As far as Creepxotica, is this project going to have its own tour to follow the albums?

CREEPTURE: So, we just put out the 10-inch record and Rachel DeShon, the woman we recorded it with, is a touring opera singer. El Vez put that project together. Between the two of them, they do want to see it be a touring project. We are totally open to all of that, but we just don’t have any plans. We don’t plan.

The performance aspect is a huge factor in your guys’ live shows in both bands. Where does that inspiration come from?

DIA DE LOS CREEP: A lot of people that want to come out to see our show want to mainly because it’s different every single time. It makes them want to see what is going to happen this time. From Day One, we wore, like, skeleton makeup. The concept of The Creepy Creeps has always been like we are going to be masked and a costume-style band. It’s like a tribute to the ‘60s bands. All the bands who would dress up like something else. It’s something that has always been around and it’s just evolved over the years for us personally. You gotta do something more if you want people to come out and be excited. They don’t want to see the same show every single time you play.

CREEPTURE: The shows really get wild. What’s really cool about the costumes is the girls (their dancers) make their own costumes. Everything is hand-made. Dia De Los Creep handles our costumes. Everything is made specific for each creep.

How have you guys managed to stay in a band, with all the original members, for 16 years?

CREEPTURE: We don’t argue, we don’t f*** with each other, we don’t push the limits on each other and that’s the way you stay in a f***ing band.

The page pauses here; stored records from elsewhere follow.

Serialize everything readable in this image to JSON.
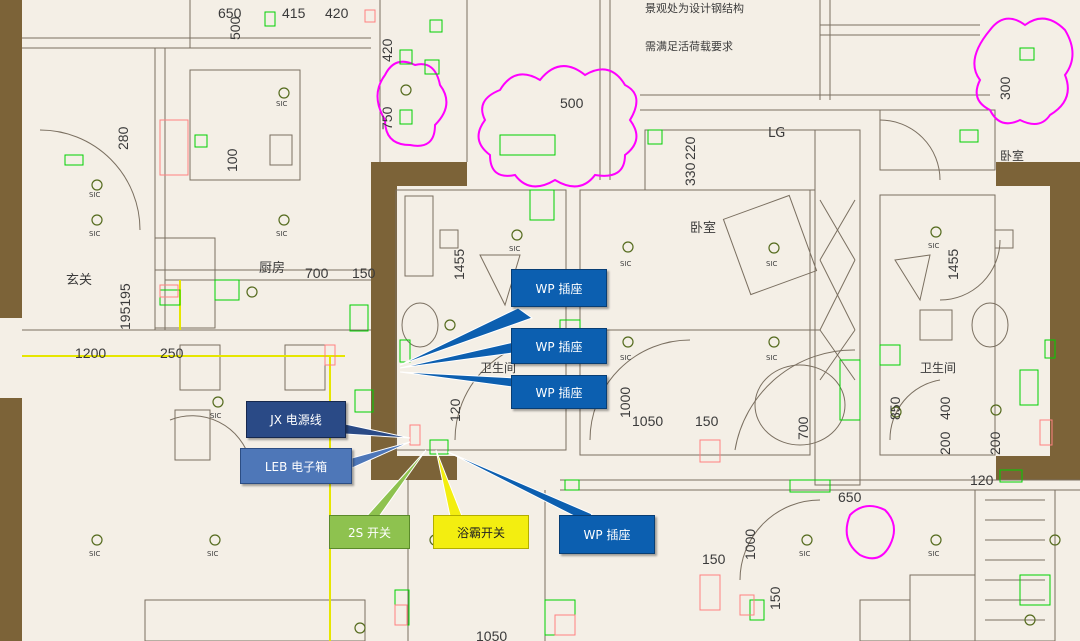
{
  "rooms": {
    "foyer": "玄关",
    "kitchen": "厨房",
    "bedroom": "卧室",
    "bath_left": "卫生间",
    "bath_right": "卫生间",
    "room_tr": "卧室"
  },
  "notes": {
    "line1": "景观处为设计钢结构",
    "line2": "需满足活荷载要求"
  },
  "dimensions": {
    "d650": "650",
    "d415": "415",
    "d420": "420",
    "d500": "500",
    "d420b": "420",
    "d280": "280",
    "d750": "750",
    "d500b": "500",
    "d220": "220",
    "d330": "330",
    "d300": "300",
    "d100": "100",
    "d700": "700",
    "d150": "150",
    "d195195": "195195",
    "d1200": "1200",
    "d250": "250",
    "d1455": "1455",
    "d1455b": "1455",
    "d1000": "1000",
    "d1050": "1050",
    "d150b": "150",
    "d700b": "700",
    "d850": "850",
    "d400": "400",
    "d200": "200",
    "d200b": "200",
    "d120": "120",
    "d650b": "650",
    "d1000b": "1000",
    "d150c": "150",
    "d150d": "150",
    "d1050b": "1050",
    "d120b": "120"
  },
  "lg_label": "LG",
  "callouts": [
    {
      "label": "WP 插座",
      "style": "blue"
    },
    {
      "label": "WP 插座",
      "style": "blue"
    },
    {
      "label": "WP 插座",
      "style": "blue"
    },
    {
      "label": "JX 电源线",
      "style": "navy"
    },
    {
      "label": "LEB 电子箱",
      "style": "lightblue"
    },
    {
      "label": "2S 开关",
      "style": "green"
    },
    {
      "label": "浴霸开关",
      "style": "yellow"
    },
    {
      "label": "WP 插座",
      "style": "blue"
    }
  ],
  "fixture_tag": "SIC",
  "colors": {
    "wall": "#7c6338",
    "line": "#7a6f60",
    "green": "#00d000",
    "magenta": "#ff00ff",
    "pink": "#ff9a9a",
    "blue_callout": "#0c5fb0",
    "yellow_line": "#e6e600"
  }
}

If someone can’t do something, we don’t get pissed because it’s not going to help or change what someone can’t do. So, we just say “Ah, he’s an a**hole” and talk about him behind his back

DIA DE LOS CREEP: It’s an all-or-nothing band. Everyone has to be on the same page. There’s times where we go out of town and all that, but all of us have day jobs. You’re not going to make money being in a local band. It’s not enough to support you. We have eight people in our band, so when playing a show, there isn’t going to be money for anyone to get rich. You know, you do it because you love it, and that’s what continues to keep good bands together. If you worry about the money, or being famous or this or that - that’s why so many bands come and go.

What bands do you think are making waves right now in the San Diego scene?

CREEPTURE: The Schizophonics. They’re an amazing band. I also think Alvino & the Dwells, who are an underated band, if people see them they may never get it but that’s their own f**ing fault, you know.

DIA DE LOS CREEP: The Widows, they are a San Diego institution. They’re one of my favorite San Diego bands.

What keeps you guys fueled to continue making new music together?

CREEPTURE: Tequila! No, just kidding. I’m kidding.

DIA DE LOS CREEP: It’s because we are friends. If you’re a musician, you love to make music. If you find the right group of people to make music with, it feels effortless and it’s not a chore or a job. It’s just fun. I think it’s because we all get along very well. There’s very few bands that can say they have been together 17 years and it’s all the original members. There’s always a bass player, or drummer who leaves. For us, it’s all the same guys.

CREEPTURE: Honestly, as a band, we have all witnessed the worst of times together. We have witnessed deaths, extreme sh** that doesn’t happen to people before they are old. We have come together and played through all of it, too. That’s what keeps us together. We always make the joke that we will be doing this when we are f**ing, super old, but the reality is that we may. Our songs only get better, we have become even better friends and that’s really what matters to us.

For more information about The Creepy Creeps, visit their Facebook page. You can also check out their albums on Spotify and iTunes.

Upcoming shows

Jan. 28: Chicano Art Gallery in Barrio Logan - Art show by Dan Waldrop and live performance by Creepxotica (free, all ages)

March 21: San Diego Music Awards at House of Blues San Diego

Full band

Dia de los Creep - bass

Dr. Creepenstein - keyboards

Creepture - guitar

Creepula - drums

Creepanze - saxophone